24 05 2022

Human Rights Watch has issued a statement against the pre-trial detention of activists and the failure to provide bail:

Thai authorities should immediately drop the charges and release pro-democracy activists detained for insulting the monarchy [PPT: they mean Article 112]…. Tantawan “Tawan” Tuatulanon, who has been on a hunger strike since April 20, 2022, to protest her pre-trial detention, should be transferred to a hospital for urgent medical supervision.

“Thai authorities should drop the cases against Tantawan and others unjustly charged for their peaceful protests demanding reforms, or at least be immediately released on bail,” said Elaine Pearson, acting Asia director at Human Rights Watch. “Holding activists in lengthy pre-trial detention for the peaceful exercise of their rights is punitive and unjust.”

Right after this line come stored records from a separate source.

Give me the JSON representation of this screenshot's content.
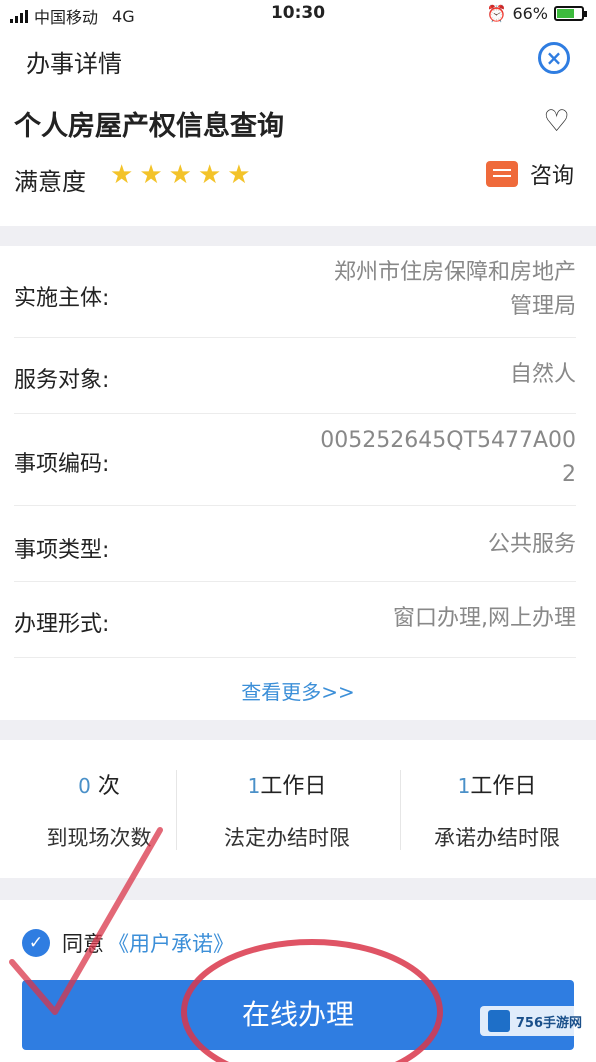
{
  "status_bar": {
    "carrier": "中国移动",
    "network": "4G",
    "time": "10:30",
    "battery": "66%"
  },
  "nav": {
    "title": "办事详情"
  },
  "service": {
    "name": "个人房屋产权信息查询",
    "satisfaction_label": "满意度",
    "stars": 5,
    "consult_label": "咨询"
  },
  "info_rows": [
    {
      "label": "实施主体:",
      "value_line1": "郑州市住房保障和房地产",
      "value_line2": "管理局"
    },
    {
      "label": "服务对象:",
      "value_line1": "自然人"
    },
    {
      "label": "事项编码:",
      "value_line1": "005252645QT5477A00",
      "value_line2": "2"
    },
    {
      "label": "事项类型:",
      "value_line1": "公共服务"
    },
    {
      "label": "办理形式:",
      "value_line1": "窗口办理,网上办理"
    }
  ],
  "more_link": "查看更多>>",
  "stats": [
    {
      "num": "0",
      "unit": "次",
      "caption": "到现场次数"
    },
    {
      "num": "1",
      "unit": "工作日",
      "caption": "法定办结时限"
    },
    {
      "num": "1",
      "unit": "工作日",
      "caption": "承诺办结时限"
    }
  ],
  "agree": {
    "prefix": "同意",
    "link": "《用户承诺》"
  },
  "submit_label": "在线办理",
  "watermark": "756手游网",
  "colors": {
    "accent": "#2f7de1",
    "link": "#3c8fd8",
    "star": "#f3c32a",
    "consult_icon": "#ef6a3b",
    "annotation": "#d9364a"
  }
}
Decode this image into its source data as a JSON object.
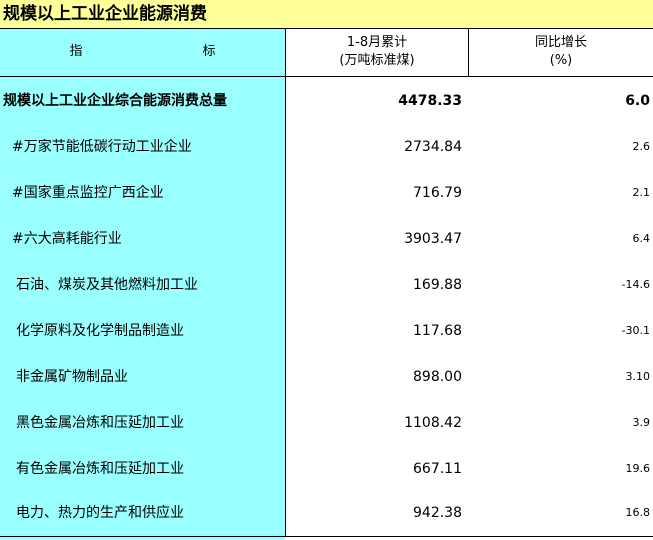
{
  "title": "规模以上工业企业能源消费",
  "header": {
    "indicator_left": "指",
    "indicator_right": "标",
    "cumulative_line1": "1-8月累计",
    "cumulative_line2": "(万吨标准煤)",
    "yoy_line1": "同比增长",
    "yoy_line2": "(%)"
  },
  "rows": [
    {
      "name": "规模以上工业企业综合能源消费总量",
      "value": "4478.33",
      "yoy": "6.0"
    },
    {
      "name": "#万家节能低碳行动工业企业",
      "value": "2734.84",
      "yoy": "2.6"
    },
    {
      "name": "#国家重点监控广西企业",
      "value": "716.79",
      "yoy": "2.1"
    },
    {
      "name": "#六大高耗能行业",
      "value": "3903.47",
      "yoy": "6.4"
    },
    {
      "name": "石油、煤炭及其他燃料加工业",
      "value": "169.88",
      "yoy": "-14.6"
    },
    {
      "name": "化学原料及化学制品制造业",
      "value": "117.68",
      "yoy": "-30.1"
    },
    {
      "name": "非金属矿物制品业",
      "value": "898.00",
      "yoy": "3.10"
    },
    {
      "name": "黑色金属冶炼和压延加工业",
      "value": "1108.42",
      "yoy": "3.9"
    },
    {
      "name": "有色金属冶炼和压延加工业",
      "value": "667.11",
      "yoy": "19.6"
    },
    {
      "name": "电力、热力的生产和供应业",
      "value": "942.38",
      "yoy": "16.8"
    }
  ]
}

Tantawan, 20, who is affiliated with the pro-democracy Draconis Revolution group, has advocated reforming the monarchy and abolishing Thailand’s draconian lese majeste (insulting the monarchy) law. She has been charged with various criminal offenses, including lese majeste under article 112 of the Criminal Code for conducting a public opinion poll about royal motorcades on February 8, and posting a live Facebook broadcast criticizing the monarchy on March 5. Since April 20, the authorities have held her in pre-trial detention, which the Bangkok Criminal Court has repeatedly extended.

Other critics of the monarchy charged with lese majeste offenses in connection with the same public opinion poll are Netiporn “Bung” Sanesangkhom and Nutthanit “Bai Por” Duangmusit from the Thalu Wang group. The authorities detained them both on May 3. The authorities also arrested Sophon “Get” Surariddhidhamrong, an activist from the Mok Luang Rim Nam group, on May 1 on lese majeste charges for giving a speech at a political rally on April 22 criticizing the monarchy. He also has been put in pre-trial detention….

The Thai government should stop punishing peaceful dissenters and demonstrate respect for human rights by permitting all viewpoints,” Pearson said. “The authorities in Thailand should engage with United Nations experts and others about amending the lese majeste law to bring it into compliance with international human rights law obligations.”


Actions

Information

Leave a Reply

Fill in your details below or click an icon to log in:

WordPress.com Logo

You are commenting using your WordPress.com account. Log Out /  Change )

Twitter picture

You are commenting using your Twitter account. Log Out /  Change )

Facebook photo

You are commenting using your Facebook account. Log Out /  Change )

Connecting to %s

This site uses Akismet to reduce spam. Learn how your comment data is processed.




%d bloggers like this: